Dental Care for your pets

May 21, 2018

Dental Care for your pets

Most pet owners think that the foul odour coming from their pet’s mouth, also known as doggy breath, is normal. But unfortunately, the awful smell that is coming from your pet’s mouth is not normal. It’s called dental disease and over 80% of dogs and 70% of cats have some form of dental disease. That’s a lot of cats and dogs that aren’t getting proper dental care.

Now you may be wondering, what is the appropriate dental care for your pet? It actually gears not far off from the care we take for our own teeth.

First and foremost, one thing we can do for our pets is, of course, brushing their teeth. Now you may think to yourself, yah right, that will be impossible. Well I can tell you from experience that it is not impossible. Of course, like anything there may be some challenges, but with a little perseverance and consistency, you are sure to get the hang of it and your pet may even enjoy it. I speak from experience when I say that it can be easy. I have 2 cats and 1 dog, which all get their teeth brushed every evening and they love it.

But like I mentioned, you need consistency in order for them to become used to the idea. We cannot immediately start by brushing all the teeth and think we will succeed without failure. Especially if it is the first time getting their teeth brushed, we need to take it step by step. First introduce the animal to a pet-approved toothpaste on the tip of your finger. There are many types of flavours you can choose from, the most popular being chicken. If they enjoy the toothpaste, the following day you can apply some more toothpaste on the tip of your finger, hold the mouth closed with your other hand and slide your finger back and forth against the teeth. If they tolerate it well, you can do this throughout the entirety of the mouth for a couple of days. After a few days, you can then introduce a soft-bristle toothbrush instead of your finger. Now the most important thing to remember when it comes to brushing your pet’s teeth is to brush them every day. That is the only way you will make a difference in their mouth and the only way for them to get used to it. A tip that helps me remember to brush my pet’s teeth is I leave their toothbrush and toothpaste in the same drawer where I have my own. Just be attentive as to not use their toothpaste!

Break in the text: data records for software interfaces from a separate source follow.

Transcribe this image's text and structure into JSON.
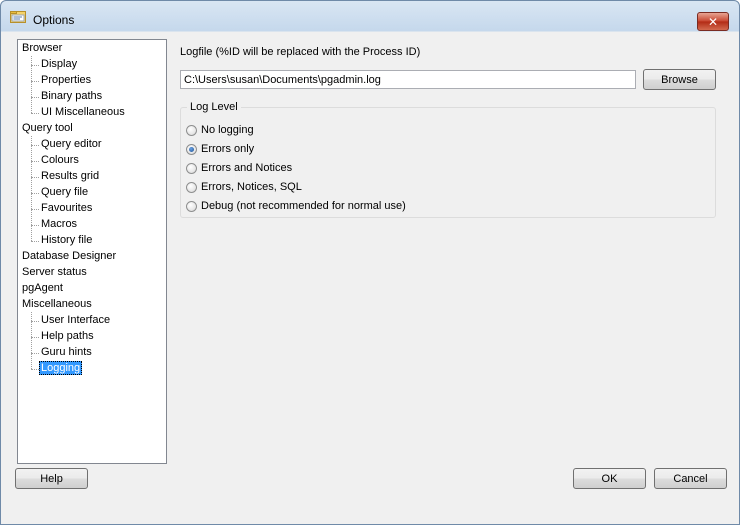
{
  "window": {
    "title": "Options",
    "close_label": "✕"
  },
  "tree": {
    "items": [
      {
        "label": "Browser",
        "level": 0
      },
      {
        "label": "Display",
        "level": 1
      },
      {
        "label": "Properties",
        "level": 1
      },
      {
        "label": "Binary paths",
        "level": 1
      },
      {
        "label": "UI Miscellaneous",
        "level": 1
      },
      {
        "label": "Query tool",
        "level": 0
      },
      {
        "label": "Query editor",
        "level": 1
      },
      {
        "label": "Colours",
        "level": 1
      },
      {
        "label": "Results grid",
        "level": 1
      },
      {
        "label": "Query file",
        "level": 1
      },
      {
        "label": "Favourites",
        "level": 1
      },
      {
        "label": "Macros",
        "level": 1
      },
      {
        "label": "History file",
        "level": 1
      },
      {
        "label": "Database Designer",
        "level": 0
      },
      {
        "label": "Server status",
        "level": 0
      },
      {
        "label": "pgAgent",
        "level": 0
      },
      {
        "label": "Miscellaneous",
        "level": 0
      },
      {
        "label": "User Interface",
        "level": 1
      },
      {
        "label": "Help paths",
        "level": 1
      },
      {
        "label": "Guru hints",
        "level": 1
      },
      {
        "label": "Logging",
        "level": 1,
        "selected": true
      }
    ]
  },
  "logging": {
    "logfile_label": "Logfile (%ID will be replaced with the Process ID)",
    "logfile_value": "C:\\Users\\susan\\Documents\\pgadmin.log",
    "browse_label": "Browse",
    "log_level_title": "Log Level",
    "options": [
      {
        "label": "No logging",
        "checked": false
      },
      {
        "label": "Errors only",
        "checked": true
      },
      {
        "label": "Errors and Notices",
        "checked": false
      },
      {
        "label": "Errors, Notices, SQL",
        "checked": false
      },
      {
        "label": "Debug (not recommended for normal use)",
        "checked": false
      }
    ]
  },
  "buttons": {
    "help": "Help",
    "ok": "OK",
    "cancel": "Cancel"
  }
}
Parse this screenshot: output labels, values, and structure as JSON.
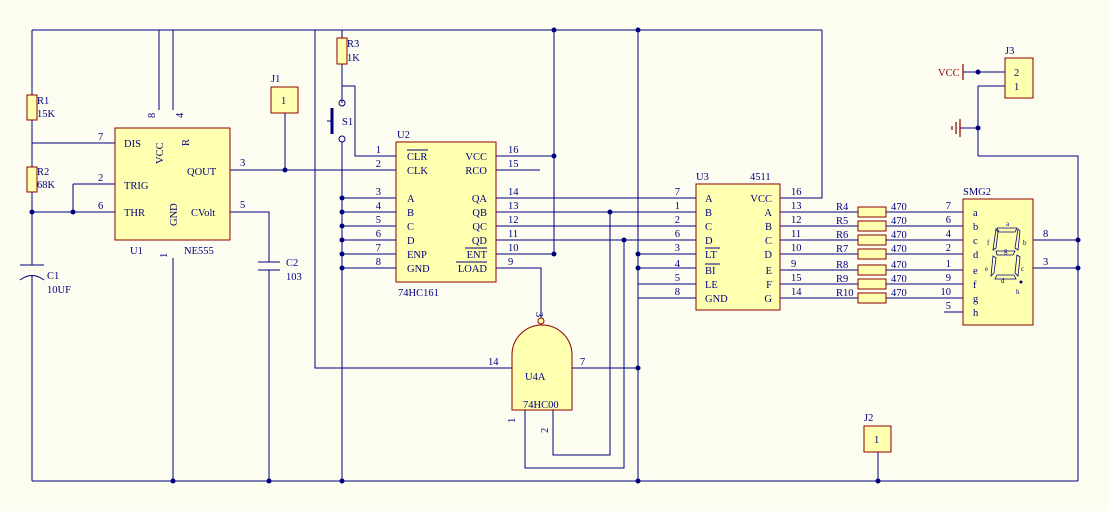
{
  "u1": {
    "ref": "U1",
    "part": "NE555",
    "pins_left": [
      {
        "num": "7",
        "name": "DIS"
      },
      {
        "num": "2",
        "name": "TRIG"
      },
      {
        "num": "6",
        "name": "THR"
      }
    ],
    "pins_top": [
      {
        "num": "8",
        "name": "VCC"
      },
      {
        "num": "4",
        "name": "R"
      }
    ],
    "pin_bottom": {
      "num": "1",
      "name": "GND"
    },
    "pins_right": [
      {
        "num": "3",
        "name": "QOUT"
      },
      {
        "num": "5",
        "name": "CVolt"
      }
    ]
  },
  "u2": {
    "ref": "U2",
    "part": "74HC161",
    "pins_left": [
      {
        "num": "1",
        "name": "CLR"
      },
      {
        "num": "2",
        "name": "CLK"
      },
      {
        "num": "3",
        "name": "A"
      },
      {
        "num": "4",
        "name": "B"
      },
      {
        "num": "5",
        "name": "C"
      },
      {
        "num": "6",
        "name": "D"
      },
      {
        "num": "7",
        "name": "ENP"
      },
      {
        "num": "8",
        "name": "GND"
      }
    ],
    "pins_right": [
      {
        "num": "16",
        "name": "VCC"
      },
      {
        "num": "15",
        "name": "RCO"
      },
      {
        "num": "14",
        "name": "QA"
      },
      {
        "num": "13",
        "name": "QB"
      },
      {
        "num": "12",
        "name": "QC"
      },
      {
        "num": "11",
        "name": "QD"
      },
      {
        "num": "10",
        "name": "ENT"
      },
      {
        "num": "9",
        "name": "LOAD"
      }
    ]
  },
  "u3": {
    "ref": "U3",
    "part": "4511",
    "pins_left": [
      {
        "num": "7",
        "name": "A"
      },
      {
        "num": "1",
        "name": "B"
      },
      {
        "num": "2",
        "name": "C"
      },
      {
        "num": "6",
        "name": "D"
      },
      {
        "num": "3",
        "name": "LT"
      },
      {
        "num": "4",
        "name": "BI"
      },
      {
        "num": "5",
        "name": "LE"
      },
      {
        "num": "8",
        "name": "GND"
      }
    ],
    "pins_right": [
      {
        "num": "16",
        "name": "VCC"
      },
      {
        "num": "13",
        "name": "A"
      },
      {
        "num": "12",
        "name": "B"
      },
      {
        "num": "11",
        "name": "C"
      },
      {
        "num": "10",
        "name": "D"
      },
      {
        "num": "9",
        "name": "E"
      },
      {
        "num": "15",
        "name": "F"
      },
      {
        "num": "14",
        "name": "G"
      }
    ]
  },
  "u4": {
    "ref": "U4A",
    "part": "74HC00",
    "pin_out": "7",
    "pin_in1": "14",
    "pin_top": "3",
    "pin_b1": "1",
    "pin_b2": "2"
  },
  "resistors": [
    {
      "ref": "R1",
      "value": "15K"
    },
    {
      "ref": "R2",
      "value": "68K"
    },
    {
      "ref": "R3",
      "value": "1K"
    }
  ],
  "seg_resistors": [
    {
      "ref": "R4",
      "value": "470"
    },
    {
      "ref": "R5",
      "value": "470"
    },
    {
      "ref": "R6",
      "value": "470"
    },
    {
      "ref": "R7",
      "value": "470"
    },
    {
      "ref": "R8",
      "value": "470"
    },
    {
      "ref": "R9",
      "value": "470"
    },
    {
      "ref": "R10",
      "value": "470"
    }
  ],
  "caps": [
    {
      "ref": "C1",
      "value": "10UF"
    },
    {
      "ref": "C2",
      "value": "103"
    }
  ],
  "switch": {
    "ref": "S1"
  },
  "jumpers": [
    {
      "ref": "J1",
      "pin": "1"
    },
    {
      "ref": "J2",
      "pin": "1"
    }
  ],
  "j3": {
    "ref": "J3",
    "pins": [
      "2",
      "1"
    ],
    "vcc_label": "VCC"
  },
  "display": {
    "ref": "SMG2",
    "pins": [
      {
        "num": "7",
        "name": "a"
      },
      {
        "num": "6",
        "name": "b"
      },
      {
        "num": "4",
        "name": "c"
      },
      {
        "num": "2",
        "name": "d"
      },
      {
        "num": "1",
        "name": "e"
      },
      {
        "num": "9",
        "name": "f"
      },
      {
        "num": "10",
        "name": "g"
      },
      {
        "num": "5",
        "name": "h"
      }
    ],
    "common_pins": [
      "8",
      "3"
    ],
    "seg_letters": [
      "a",
      "b",
      "c",
      "d",
      "e",
      "f",
      "g",
      "h"
    ]
  },
  "colors": {
    "wire": "#000080",
    "body_fill": "#ffffb0",
    "body_stroke": "#8b0000",
    "background": "#fcfcf0"
  }
}
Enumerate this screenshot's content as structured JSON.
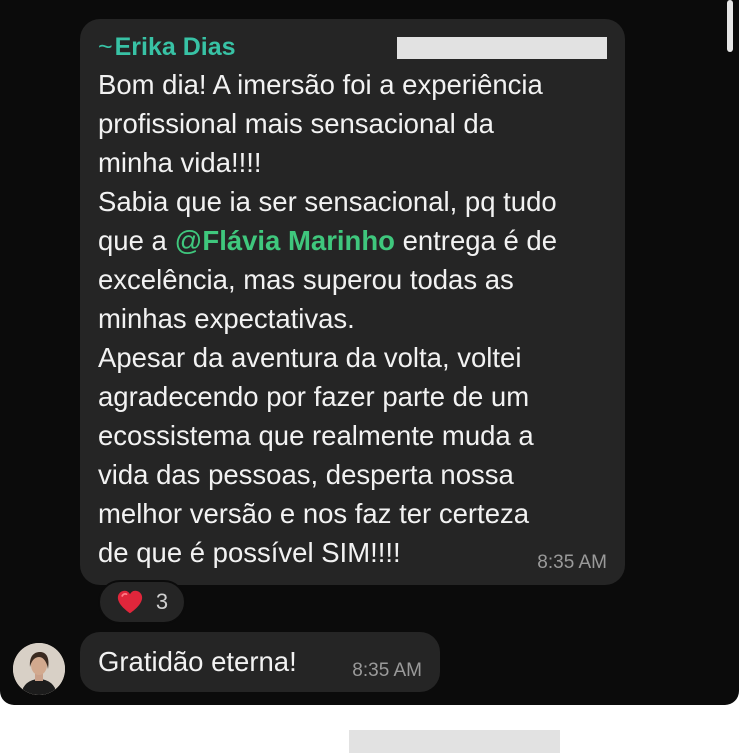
{
  "message": {
    "sender_prefix": "~",
    "sender_name": "Erika Dias",
    "text_before_mention": "Bom dia! A imersão foi a experiência\nprofissional mais sensacional da\nminha vida!!!!\nSabia que ia ser sensacional, pq tudo\nque a ",
    "mention_at": "@",
    "mention_name": "Flávia Marinho",
    "text_after_mention": " entrega é de\nexcelência, mas superou todas as\nminhas expectativas.\nApesar da aventura da volta, voltei\nagradecendo por fazer parte de um\necossistema que realmente muda a\nvida das pessoas, desperta nossa\nmelhor versão e nos faz ter certeza\nde que é possível SIM!!!!",
    "time": "8:35 AM"
  },
  "reaction": {
    "icon": "heart-icon",
    "count": "3"
  },
  "reply": {
    "text": "Gratidão eterna!",
    "time": "8:35 AM"
  },
  "colors": {
    "background": "#0b0b0b",
    "bubble": "#252525",
    "sender_name": "#38c2a5",
    "mention": "#3fc77d",
    "heart": "#e0263b"
  }
}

If brushing your pet’s teeth is really not an option, then the second best preventative care would be feeding a dental diet. Hill’s Prescription Dental Care diet (T/D) is my first choice when it comes to picking a dental diet. The reason I trust this company’s diet is because it is proven to help in the care and prevention of dental disease. It fights against the tartar buildup and reduces gingivitis. When they chew, the kibble will not crumble like most kibbles, but instead the tooth will pierce the kibble which will act as a brushing mechanism along the tooth. You will also notice that the kibble is much larger than most kibbles found on the market. Even if you are able to brush your pet’s teeth, and there are no other health issues that require a different diet, then you can do both: brushing the teeth and feeding a dental diet. This way there is more prevention for the teeth.

Now just like us, we follow up at the dentist at least once a year to have our teeth cleaned. Even though we brush every day, we still need that routine check-up with the dental hygienist and dentist. Same goes for our pets. Now the only difference is they will not say “ahhh“ and sit still while we clean their teeth. For this reason alone, we need to clean their teeth while they are under general anesthesia. It is safer for them and as well as for the technician who is cleaning the teeth, especially due to all the sharp instruments involved. We will get a better cleaning with the scaler and polish afterwards. This will leave our pet’s teeth looking nice and white and their mouth smelling great. The other great thing about having a dental cleaning at least once a year is that we are able to evaluate each tooth individually for any cavities, lesions, gum recession or loose teeth. We will remove any tooth that is causing a problem and pain for the pet while under anesthesia. They will be feeling so much better once the procedure is done.

So if you suspect that your pet may have dental disease or doggy breath, then I highly recommend bringing your furry companions to your local veterinarian where they can be properly examined from head to toe and where you will be provided with the appropriate recommendations. For further information about the care of your pet’s teeth, you can always visit our Animal 911 Veterinary Hospital Website or check out our YouTube videos.

Emilie Gauthier
Registered Veterinary Technician